Helping Minorities Make the Grade
By Christopher Farrell
Spring is in the air, the days are getting longer, and that means it's the time of year when tens of thousands of young students decide what college to attend. The ranks of young adults facing that agonizing choice are swelling. Young people are more likely to go on to college now than in the '60s, '70s, and '80s. The percentage of high school graduates that immediately enroll in college has risen from 49% in 1980 to 63% in 1999.
All of society's major groups have hiked their enrollment and graduation rates. For instance, the percentage of women 25 to 29 years old with a bachelor's degree or higher rose from 25% in 1980 to 34% in 2000. The comparable figure for blacks was 17% and 21%, and for Hispanics 13% and 15%.
These students and their parents have absorbed one of the most critical economic messages of the past quarter century: Despite its steep price tag, a college education pays off big in income and employment. The demand for educated workers is strong in an economy that increasingly values knowledge, flexibility, an ability to communicate, and a willingness to learn.
Yet it's disturbing that the return on a large investment in higher education remains so unequal. A recent report authored by Katherine Bradbury, economist at the Federal Reserve Bank of Boston, emphasizes that the payoff from a college education for blacks and Hispanics falls short of the gains achieved by non-blacks and non-Hispanics.
The benefit of having a college degree rose for both black and non-black men from 1979 to 2000. But Bradbury calculates that the wage gap between college-educated black and non-black men widened to $144 a week from $118 a week, adjusted for inflation (see her report, "Education and Wages in the 1980s and 1990s" ).
A number of forces account for the differences in returns on education. The most worrisome factor is the long-term impact from poorly performing elementary and secondary public schools, especially in the nation's major urban centers. Inner-city schools leave too many minority children behind. They also handicap the achievements of those students that end up going to college. Some economists argue that at least part of the wage gap between college-educated whites and blacks reflects the odds that minority high-school graduates attend colleges with less financial resources and lower average student achievement (measured by test scores) than the nation's elite universities.
What's needed is more choice and competition in public-school systems, above all in inner cities.

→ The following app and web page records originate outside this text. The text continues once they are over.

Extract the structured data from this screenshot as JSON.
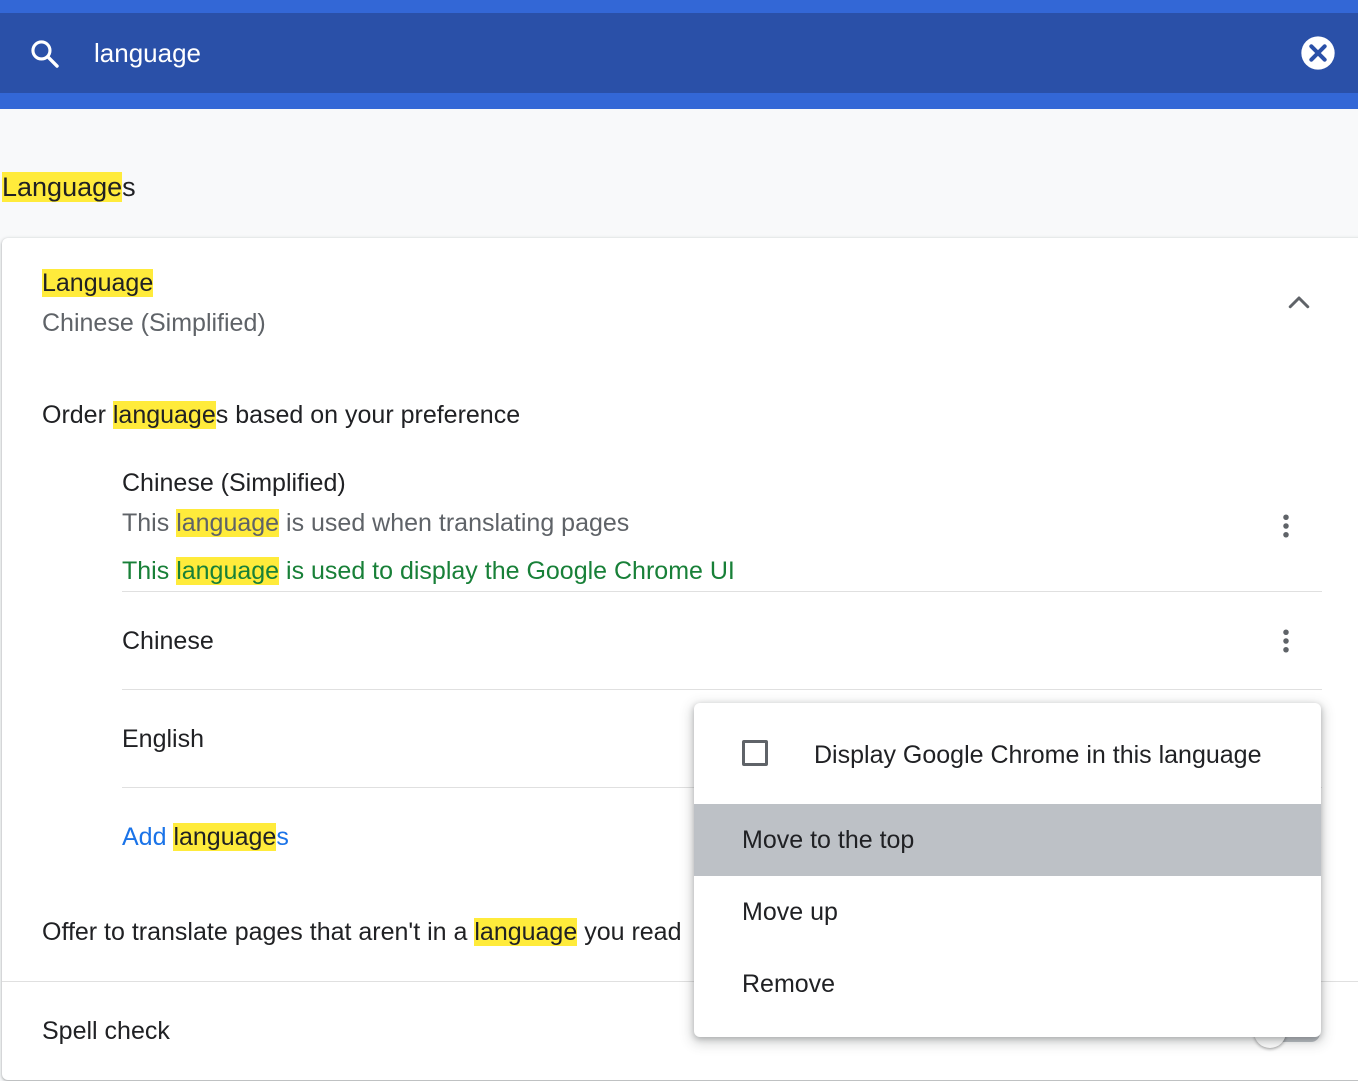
{
  "search": {
    "value": "language",
    "placeholder": "Search settings"
  },
  "icons": {
    "search": "search-icon",
    "clear": "close-circle-icon",
    "collapse": "chevron-up-icon",
    "more": "more-vert-icon"
  },
  "colors": {
    "accent_blue": "#3367d6",
    "search_bar": "#2a50a8",
    "highlight": "#ffeb3b",
    "link": "#1a73e8",
    "green_note": "#188038"
  },
  "section": {
    "title_hl": "Language",
    "title_rest": "s"
  },
  "language_row": {
    "title": "Language",
    "current": "Chinese (Simplified)"
  },
  "order": {
    "prefix": "Order ",
    "hl": "language",
    "suffix": "s based on your preference"
  },
  "languages": [
    {
      "name": "Chinese (Simplified)",
      "note_prefix": "This ",
      "note_hl": "language",
      "note_suffix": " is used when translating pages",
      "ui_prefix": "This ",
      "ui_hl": "language",
      "ui_suffix": " is used to display the Google Chrome UI"
    },
    {
      "name": "Chinese"
    },
    {
      "name": "English"
    }
  ],
  "add_languages": {
    "prefix": "Add ",
    "hl": "language",
    "suffix": "s"
  },
  "offer_translate": {
    "prefix": "Offer to translate pages that aren't in a ",
    "hl": "language",
    "suffix": " you read"
  },
  "spell_check": {
    "label": "Spell check"
  },
  "menu": {
    "checkbox_label": "Display Google Chrome in this language",
    "checkbox_checked": false,
    "items": [
      "Move to the top",
      "Move up",
      "Remove"
    ],
    "active_index": 0
  }
}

State governors and city mayors should outmaneuver teacher-union activists and school officials to welcome Edison Schools, charter schools, and other independent operators with sophisticated management systems into their area. The federal government and state governments also need to pony up billions of dollars more for public education, and target the funds at a region's weakest schools.
None of these prescriptions are new or easy to implement. But reform is more important than ever as economic wealth and employment increasingly depend on knowledge and information.

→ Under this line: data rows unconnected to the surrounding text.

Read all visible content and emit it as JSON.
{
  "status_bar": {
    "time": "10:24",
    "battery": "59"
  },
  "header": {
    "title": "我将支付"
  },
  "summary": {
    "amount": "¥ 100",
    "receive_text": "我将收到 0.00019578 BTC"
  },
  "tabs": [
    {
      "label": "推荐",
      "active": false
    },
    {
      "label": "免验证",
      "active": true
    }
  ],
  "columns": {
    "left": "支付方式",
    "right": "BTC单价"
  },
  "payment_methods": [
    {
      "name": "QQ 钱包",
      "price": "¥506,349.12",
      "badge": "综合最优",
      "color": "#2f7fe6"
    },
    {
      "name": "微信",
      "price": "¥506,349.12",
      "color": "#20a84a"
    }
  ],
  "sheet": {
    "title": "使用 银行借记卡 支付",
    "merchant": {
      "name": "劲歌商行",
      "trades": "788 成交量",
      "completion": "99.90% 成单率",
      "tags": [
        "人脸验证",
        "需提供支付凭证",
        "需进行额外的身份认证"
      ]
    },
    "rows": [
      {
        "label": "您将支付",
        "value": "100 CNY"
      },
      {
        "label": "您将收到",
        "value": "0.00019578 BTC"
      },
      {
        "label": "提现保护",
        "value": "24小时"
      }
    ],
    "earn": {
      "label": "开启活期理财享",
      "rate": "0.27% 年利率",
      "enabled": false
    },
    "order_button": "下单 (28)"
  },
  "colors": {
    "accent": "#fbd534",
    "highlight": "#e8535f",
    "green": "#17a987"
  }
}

Certainly, other factors influence the return-on-education gap. Although gender discrimination is on the wane, it still exerts a negative influence on compensation levels. And the federal government has scaled back its commitment to breaking down discriminatory barriers in the labor market, too.
Although the labor market has reached a better balance in recent years, the demand for skilled employees is still greater than the supply. The numbers illustrate the trend. In 1999, men and women college graduates pocketed 58% and 92% more, respectively, than their peers with only a high-school diploma. This compares to a much smaller gap of 19% for men and 52% for women two decades ago.
Blacks and Hispanics have made enormous economic progress over the past two decades. Incomes are up, homeownership rates are improving, and poverty is down substantially. Still, the troubling earnings gap between comparably educated whites and minorities may stay stubbornly wide until the public-school system, the nation's largest bureaucracy after the military, is radically overhauled.
Farrell is contributing economics editor for BusinessWeek. His Sound Money radio commentaries are broadcast over National Public Radio on Saturdays in nearly 200 markets nationwide. Follow his weekly Sound Money column, only on BusinessWeek Online
Edited by Beth Belton